**Required action**
Every line of the records that holds the word "time" should be copied out.

Element data from apps and pages:
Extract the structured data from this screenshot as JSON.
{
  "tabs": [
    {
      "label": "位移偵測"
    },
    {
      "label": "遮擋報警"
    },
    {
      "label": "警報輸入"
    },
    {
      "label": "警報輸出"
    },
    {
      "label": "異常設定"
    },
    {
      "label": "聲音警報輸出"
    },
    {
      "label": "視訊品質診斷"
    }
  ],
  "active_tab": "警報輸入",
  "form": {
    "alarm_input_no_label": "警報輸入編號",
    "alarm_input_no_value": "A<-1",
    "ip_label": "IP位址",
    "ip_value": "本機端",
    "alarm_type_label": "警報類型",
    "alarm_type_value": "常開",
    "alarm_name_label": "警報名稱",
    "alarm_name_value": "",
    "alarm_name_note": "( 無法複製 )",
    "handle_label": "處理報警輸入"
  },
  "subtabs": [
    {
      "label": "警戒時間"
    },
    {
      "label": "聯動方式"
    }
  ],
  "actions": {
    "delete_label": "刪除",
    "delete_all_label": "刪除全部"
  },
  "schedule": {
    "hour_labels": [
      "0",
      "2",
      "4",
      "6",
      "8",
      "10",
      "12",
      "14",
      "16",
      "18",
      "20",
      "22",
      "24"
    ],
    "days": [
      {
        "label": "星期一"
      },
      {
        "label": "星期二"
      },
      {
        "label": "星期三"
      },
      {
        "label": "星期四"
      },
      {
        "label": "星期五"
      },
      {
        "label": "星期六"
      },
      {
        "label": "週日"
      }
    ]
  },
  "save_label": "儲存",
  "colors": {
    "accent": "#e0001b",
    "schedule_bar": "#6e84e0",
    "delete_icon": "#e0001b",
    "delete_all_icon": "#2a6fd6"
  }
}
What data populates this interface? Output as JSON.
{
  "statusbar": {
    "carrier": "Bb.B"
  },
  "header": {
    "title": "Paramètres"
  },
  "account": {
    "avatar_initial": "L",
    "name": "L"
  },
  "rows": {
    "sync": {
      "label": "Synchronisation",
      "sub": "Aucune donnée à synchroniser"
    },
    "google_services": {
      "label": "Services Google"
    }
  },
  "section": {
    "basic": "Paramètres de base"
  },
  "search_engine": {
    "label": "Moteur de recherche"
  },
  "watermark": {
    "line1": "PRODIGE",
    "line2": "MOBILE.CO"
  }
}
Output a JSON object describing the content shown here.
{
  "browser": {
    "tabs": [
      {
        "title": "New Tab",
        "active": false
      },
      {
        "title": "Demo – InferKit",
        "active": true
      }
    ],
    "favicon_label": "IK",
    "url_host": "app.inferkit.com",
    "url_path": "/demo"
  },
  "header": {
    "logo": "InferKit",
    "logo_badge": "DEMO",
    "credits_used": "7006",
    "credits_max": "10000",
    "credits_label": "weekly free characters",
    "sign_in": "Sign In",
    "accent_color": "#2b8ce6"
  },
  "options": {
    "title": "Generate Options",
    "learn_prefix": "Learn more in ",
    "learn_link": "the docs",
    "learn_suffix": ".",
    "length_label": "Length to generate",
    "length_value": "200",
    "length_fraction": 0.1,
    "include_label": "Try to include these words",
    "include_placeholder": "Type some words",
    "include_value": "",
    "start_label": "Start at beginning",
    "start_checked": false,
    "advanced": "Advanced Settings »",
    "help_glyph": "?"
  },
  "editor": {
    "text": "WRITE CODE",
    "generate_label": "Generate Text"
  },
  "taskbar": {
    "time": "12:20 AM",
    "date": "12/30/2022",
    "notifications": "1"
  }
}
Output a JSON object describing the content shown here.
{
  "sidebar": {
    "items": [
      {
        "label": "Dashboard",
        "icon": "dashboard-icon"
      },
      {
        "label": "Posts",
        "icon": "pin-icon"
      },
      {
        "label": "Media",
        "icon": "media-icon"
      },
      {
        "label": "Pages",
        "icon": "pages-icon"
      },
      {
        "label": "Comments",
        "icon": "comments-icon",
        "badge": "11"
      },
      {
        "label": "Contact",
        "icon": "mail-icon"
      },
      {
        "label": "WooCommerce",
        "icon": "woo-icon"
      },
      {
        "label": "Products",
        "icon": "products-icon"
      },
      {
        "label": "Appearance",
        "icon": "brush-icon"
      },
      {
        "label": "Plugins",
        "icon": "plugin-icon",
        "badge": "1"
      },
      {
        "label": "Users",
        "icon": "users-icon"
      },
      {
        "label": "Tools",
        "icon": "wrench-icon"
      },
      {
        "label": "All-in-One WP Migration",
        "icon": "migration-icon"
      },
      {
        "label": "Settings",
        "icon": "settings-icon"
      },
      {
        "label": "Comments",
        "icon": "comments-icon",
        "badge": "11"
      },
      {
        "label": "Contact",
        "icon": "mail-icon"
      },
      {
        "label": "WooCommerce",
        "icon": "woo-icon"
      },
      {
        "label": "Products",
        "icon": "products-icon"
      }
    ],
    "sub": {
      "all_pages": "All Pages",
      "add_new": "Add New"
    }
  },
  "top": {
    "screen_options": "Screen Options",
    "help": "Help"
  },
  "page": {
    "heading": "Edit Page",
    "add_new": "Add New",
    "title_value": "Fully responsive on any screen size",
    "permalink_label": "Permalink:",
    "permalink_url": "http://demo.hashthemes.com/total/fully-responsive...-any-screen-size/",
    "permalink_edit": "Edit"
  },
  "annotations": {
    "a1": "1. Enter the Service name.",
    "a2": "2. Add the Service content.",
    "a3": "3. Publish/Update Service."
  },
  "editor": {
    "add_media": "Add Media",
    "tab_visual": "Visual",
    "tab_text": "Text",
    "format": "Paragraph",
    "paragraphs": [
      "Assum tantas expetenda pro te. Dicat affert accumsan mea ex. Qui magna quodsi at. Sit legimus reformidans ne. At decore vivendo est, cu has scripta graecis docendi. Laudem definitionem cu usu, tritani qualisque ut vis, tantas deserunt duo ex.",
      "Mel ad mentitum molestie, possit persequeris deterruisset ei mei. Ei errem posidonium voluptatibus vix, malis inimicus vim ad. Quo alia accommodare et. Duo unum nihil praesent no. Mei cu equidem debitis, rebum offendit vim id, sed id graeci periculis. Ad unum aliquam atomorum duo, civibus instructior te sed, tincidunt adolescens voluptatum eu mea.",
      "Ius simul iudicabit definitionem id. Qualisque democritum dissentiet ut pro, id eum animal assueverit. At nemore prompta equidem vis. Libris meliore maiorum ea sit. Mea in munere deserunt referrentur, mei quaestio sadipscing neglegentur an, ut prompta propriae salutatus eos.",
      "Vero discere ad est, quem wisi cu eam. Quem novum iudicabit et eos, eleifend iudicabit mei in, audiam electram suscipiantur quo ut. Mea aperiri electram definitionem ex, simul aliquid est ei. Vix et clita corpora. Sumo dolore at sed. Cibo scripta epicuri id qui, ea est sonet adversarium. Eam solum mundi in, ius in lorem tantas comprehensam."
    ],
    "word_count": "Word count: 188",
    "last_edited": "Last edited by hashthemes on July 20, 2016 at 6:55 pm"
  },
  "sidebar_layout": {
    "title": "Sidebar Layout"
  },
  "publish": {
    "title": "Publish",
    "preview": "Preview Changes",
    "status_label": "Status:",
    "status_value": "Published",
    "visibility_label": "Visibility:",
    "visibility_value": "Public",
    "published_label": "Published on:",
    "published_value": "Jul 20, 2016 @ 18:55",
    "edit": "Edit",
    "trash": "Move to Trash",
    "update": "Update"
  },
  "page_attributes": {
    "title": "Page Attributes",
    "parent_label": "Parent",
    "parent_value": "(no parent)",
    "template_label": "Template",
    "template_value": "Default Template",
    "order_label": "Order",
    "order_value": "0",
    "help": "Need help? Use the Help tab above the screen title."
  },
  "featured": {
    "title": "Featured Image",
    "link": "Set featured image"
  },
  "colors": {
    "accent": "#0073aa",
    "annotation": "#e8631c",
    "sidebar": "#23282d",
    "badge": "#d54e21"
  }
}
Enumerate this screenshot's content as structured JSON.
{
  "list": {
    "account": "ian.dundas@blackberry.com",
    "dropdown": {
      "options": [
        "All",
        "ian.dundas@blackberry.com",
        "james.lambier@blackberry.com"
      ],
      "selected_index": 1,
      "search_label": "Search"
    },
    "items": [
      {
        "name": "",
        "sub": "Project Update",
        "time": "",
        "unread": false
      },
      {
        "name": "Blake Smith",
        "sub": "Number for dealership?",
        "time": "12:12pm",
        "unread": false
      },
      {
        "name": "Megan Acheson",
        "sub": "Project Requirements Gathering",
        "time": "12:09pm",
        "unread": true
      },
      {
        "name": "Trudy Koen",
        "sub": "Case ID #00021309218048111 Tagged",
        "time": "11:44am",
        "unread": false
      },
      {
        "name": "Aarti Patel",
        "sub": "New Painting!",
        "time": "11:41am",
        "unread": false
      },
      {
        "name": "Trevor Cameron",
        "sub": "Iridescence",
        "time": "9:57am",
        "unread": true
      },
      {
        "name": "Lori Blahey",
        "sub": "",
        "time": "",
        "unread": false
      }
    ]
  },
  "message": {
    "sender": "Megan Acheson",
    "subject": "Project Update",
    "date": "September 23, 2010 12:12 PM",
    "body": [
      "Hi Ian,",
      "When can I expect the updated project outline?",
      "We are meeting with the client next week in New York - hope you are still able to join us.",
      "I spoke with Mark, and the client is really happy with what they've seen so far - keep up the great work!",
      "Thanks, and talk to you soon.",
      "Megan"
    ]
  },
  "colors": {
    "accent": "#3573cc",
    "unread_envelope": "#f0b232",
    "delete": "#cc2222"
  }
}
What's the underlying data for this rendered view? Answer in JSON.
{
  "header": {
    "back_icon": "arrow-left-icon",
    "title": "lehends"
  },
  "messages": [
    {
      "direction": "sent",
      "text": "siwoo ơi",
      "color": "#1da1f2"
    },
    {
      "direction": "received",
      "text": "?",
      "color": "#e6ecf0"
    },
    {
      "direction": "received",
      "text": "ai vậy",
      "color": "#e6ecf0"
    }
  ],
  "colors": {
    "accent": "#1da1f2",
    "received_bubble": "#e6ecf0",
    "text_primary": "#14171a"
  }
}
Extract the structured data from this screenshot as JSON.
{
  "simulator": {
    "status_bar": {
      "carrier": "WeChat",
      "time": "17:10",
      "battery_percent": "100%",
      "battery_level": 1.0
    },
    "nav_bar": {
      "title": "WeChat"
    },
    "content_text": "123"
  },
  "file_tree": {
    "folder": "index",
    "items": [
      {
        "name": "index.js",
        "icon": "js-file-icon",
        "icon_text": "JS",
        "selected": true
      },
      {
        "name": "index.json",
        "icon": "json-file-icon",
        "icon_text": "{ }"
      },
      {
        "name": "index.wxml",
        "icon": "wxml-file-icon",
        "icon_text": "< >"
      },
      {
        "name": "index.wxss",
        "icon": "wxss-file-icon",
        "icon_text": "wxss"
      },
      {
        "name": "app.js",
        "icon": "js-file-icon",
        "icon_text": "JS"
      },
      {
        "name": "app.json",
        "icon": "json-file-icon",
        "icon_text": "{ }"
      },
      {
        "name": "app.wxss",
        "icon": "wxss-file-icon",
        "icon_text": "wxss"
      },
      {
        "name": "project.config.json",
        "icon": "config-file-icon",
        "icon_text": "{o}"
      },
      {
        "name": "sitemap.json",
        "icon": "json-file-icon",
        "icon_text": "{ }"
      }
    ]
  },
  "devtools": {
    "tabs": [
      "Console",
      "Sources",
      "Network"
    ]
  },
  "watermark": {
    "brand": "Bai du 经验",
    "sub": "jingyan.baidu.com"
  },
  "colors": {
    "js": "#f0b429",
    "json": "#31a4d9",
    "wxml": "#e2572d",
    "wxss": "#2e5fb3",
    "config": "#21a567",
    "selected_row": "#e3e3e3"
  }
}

**Task solution**
    "time": "12:20 AM",
        "time": "",
        "time": "12:12pm",
        "time": "12:09pm",
        "time": "11:44am",
        "time": "11:41am",
        "time": "9:57am",
        "time": "",
      "time": "17:10",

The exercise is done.